06-21-2013, 08:54 AM
A friend put this Edelbrock (4211) breather on his 1275.
27763 The engine builder of my new 1275 put one of these on. He says he does it to all his rebuilds. It looks good opposite the Weber DGV .
my two cents

06-23-2013, 01:28 PM
Thanks Lads! I'll probably purchase an alloy cover within the month. My pressed sheetmetal one is allowing too much oil seeping around it when topping up, plus it looks blah. @ Jack...we've actually met before at a couple of shows, and on Ray McCaleb's garage tour back in 2008. I was a member of the Peachtree club but dropped when time to renew because of limited time to put toward club events. Some years I can make a couple of events, others like this year I can't even make it to a single one due to other obligations. Appreciate the offer and the invite though!

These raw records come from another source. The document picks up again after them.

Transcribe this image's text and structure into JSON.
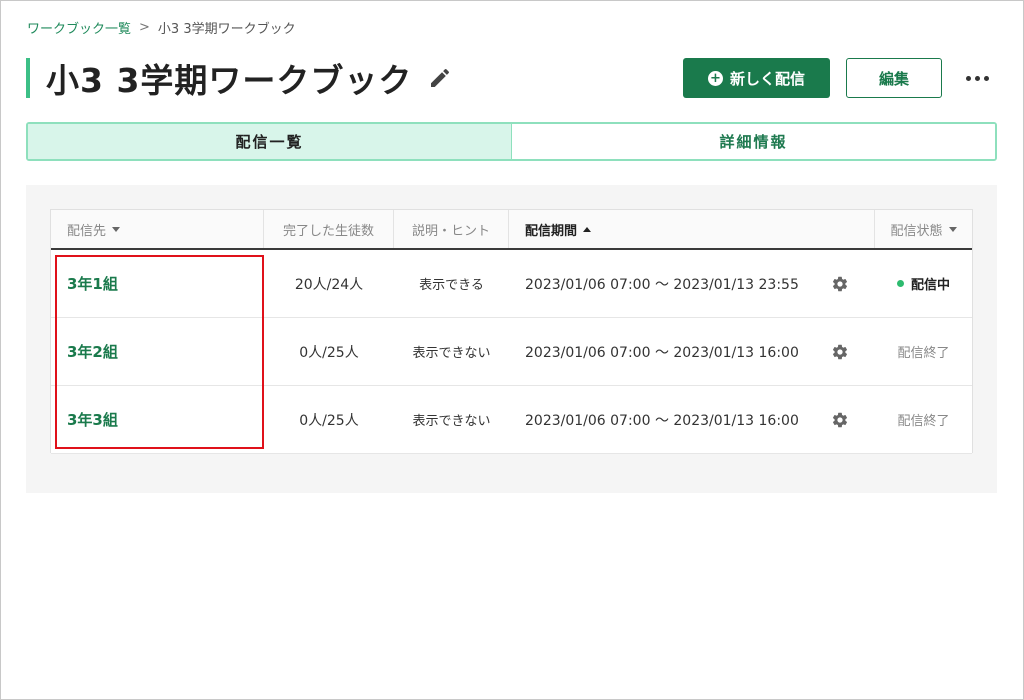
{
  "breadcrumb": {
    "parent": "ワークブック一覧",
    "separator": ">",
    "current": "小3 3学期ワークブック"
  },
  "header": {
    "title": "小3 3学期ワークブック",
    "new_button": "新しく配信",
    "edit_button": "編集"
  },
  "tabs": [
    {
      "label": "配信一覧",
      "active": true
    },
    {
      "label": "詳細情報",
      "active": false
    }
  ],
  "table": {
    "columns": {
      "destination": "配信先",
      "completed": "完了した生徒数",
      "hints": "説明・ヒント",
      "period": "配信期間",
      "status": "配信状態"
    },
    "rows": [
      {
        "destination": "3年1組",
        "completed": "20人/24人",
        "hints": "表示できる",
        "period": "2023/01/06 07:00 〜 2023/01/13 23:55",
        "status": "配信中"
      },
      {
        "destination": "3年2組",
        "completed": "0人/25人",
        "hints": "表示できない",
        "period": "2023/01/06 07:00 〜 2023/01/13 16:00",
        "status": "配信終了"
      },
      {
        "destination": "3年3組",
        "completed": "0人/25人",
        "hints": "表示できない",
        "period": "2023/01/06 07:00 〜 2023/01/13 16:00",
        "status": "配信終了"
      }
    ]
  },
  "colors": {
    "brand": "#1a7a4c",
    "accent": "#3cbf86",
    "highlight": "#e0111a"
  }
}
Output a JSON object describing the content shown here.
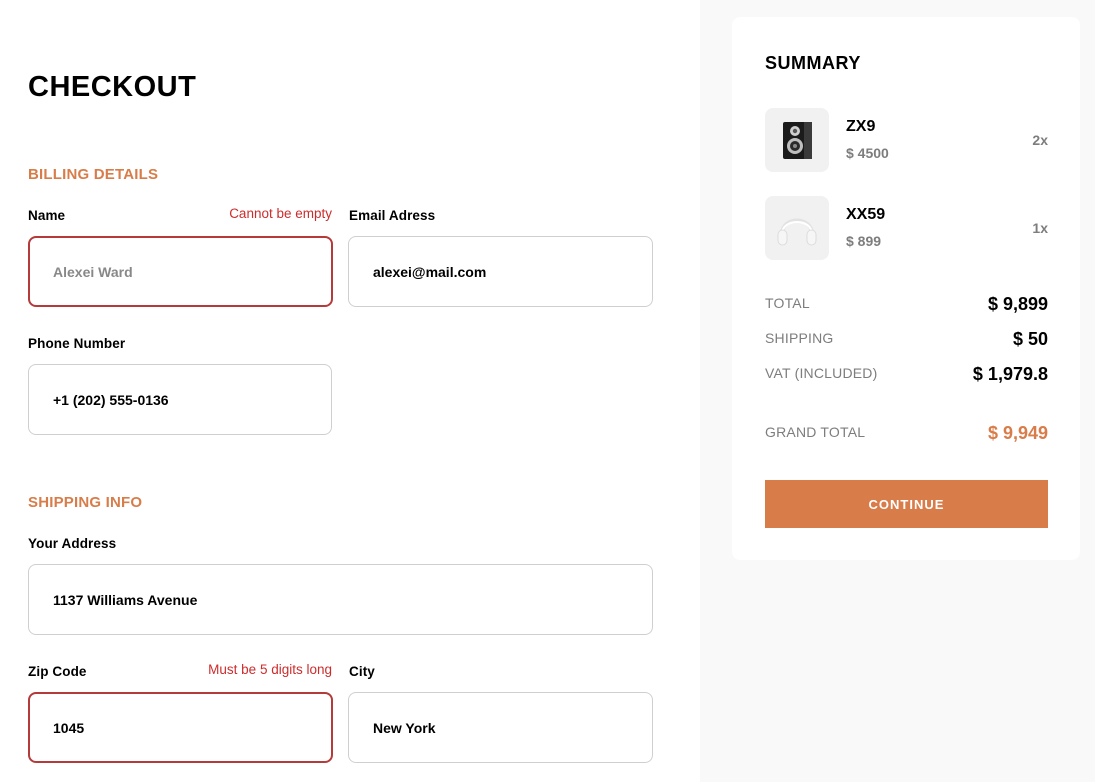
{
  "checkout": {
    "title": "CHECKOUT",
    "billing": {
      "heading": "BILLING DETAILS",
      "name": {
        "label": "Name",
        "error": "Cannot be empty",
        "placeholder": "Alexei Ward",
        "value": ""
      },
      "email": {
        "label": "Email Adress",
        "value": "alexei@mail.com"
      },
      "phone": {
        "label": "Phone Number",
        "value": "+1 (202) 555-0136"
      }
    },
    "shipping": {
      "heading": "SHIPPING INFO",
      "address": {
        "label": "Your Address",
        "value": "1137 Williams Avenue"
      },
      "zip": {
        "label": "Zip Code",
        "error": "Must be 5 digits long",
        "value": "1045"
      },
      "city": {
        "label": "City",
        "value": "New York"
      }
    }
  },
  "summary": {
    "title": "SUMMARY",
    "items": [
      {
        "name": "ZX9",
        "price": "$ 4500",
        "qty": "2x",
        "icon": "speaker-icon"
      },
      {
        "name": "XX59",
        "price": "$ 899",
        "qty": "1x",
        "icon": "headphones-icon"
      }
    ],
    "totals": {
      "total": {
        "label": "TOTAL",
        "value": "$ 9,899"
      },
      "shipping": {
        "label": "SHIPPING",
        "value": "$ 50"
      },
      "vat": {
        "label": "VAT (INCLUDED)",
        "value": "$ 1,979.8"
      },
      "grand": {
        "label": "GRAND TOTAL",
        "value": "$ 9,949"
      }
    },
    "continue_label": "CONTINUE"
  },
  "colors": {
    "accent": "#d87d4a",
    "error": "#cd2c2c",
    "error_border": "#b53a3a",
    "page_background": "#f9f9f9"
  }
}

06-23-2013, 02:43 PM
X2 on comments above re gasket prep. I like cork. I use a stock plastic vented cap. I like the look of the "T" nuts.
You might need to notch it if your head has too many studs. This one had to be notched in the front a bit for a Longman GT head.
I also vent from the old fuel pump site and the front cover. No PCV or gulp valve. Minor drip after a run. No biggie.
Excuse the nasty dirty condition. This was during an intake change-over.

06-23-2013, 05:37 PM
Jim, as to oil seeping from the valve cover during topping up, I have noticed (and I hope this is a general observation and not a problem only I have!) that the 1275 head percolates oil very slowly and when changing oil, if I pour it in too fast, it will fill up the valve cover until it slowly drips through. So, if you do have an ill fitting gasket, it could leak out then. Pour slowly!

Sorry I didn't remember you. I have trouble remembering what I did yesterday, much less in 2008! But, I do remember the garage tour. FYI, Ray is getting out of the LBC business now, just sold his Midget under construction, including all parts and an engine Hap built for it, on ebay.

06-24-2013, 05:37 PM
I think part of the oil seep when filling is a faulty gasket, and some warping of the sheet metal valve cover. Fingers crossed an alloy unit with new gasket will resolve.

No worries on remembering. I have trouble nowadays getting into a room and remembering what I went in there for.

I'd heard Ray was getting out of LBCs, and saw his Spridget project on Ebay a while back. I suspected he may lose interest when he bought that BMW M3. Do you know if he still owns the white Midget & TR3?

06-25-2013, 03:55 PM
Nope, think they are both gone. Think he is now into building R/C model planes!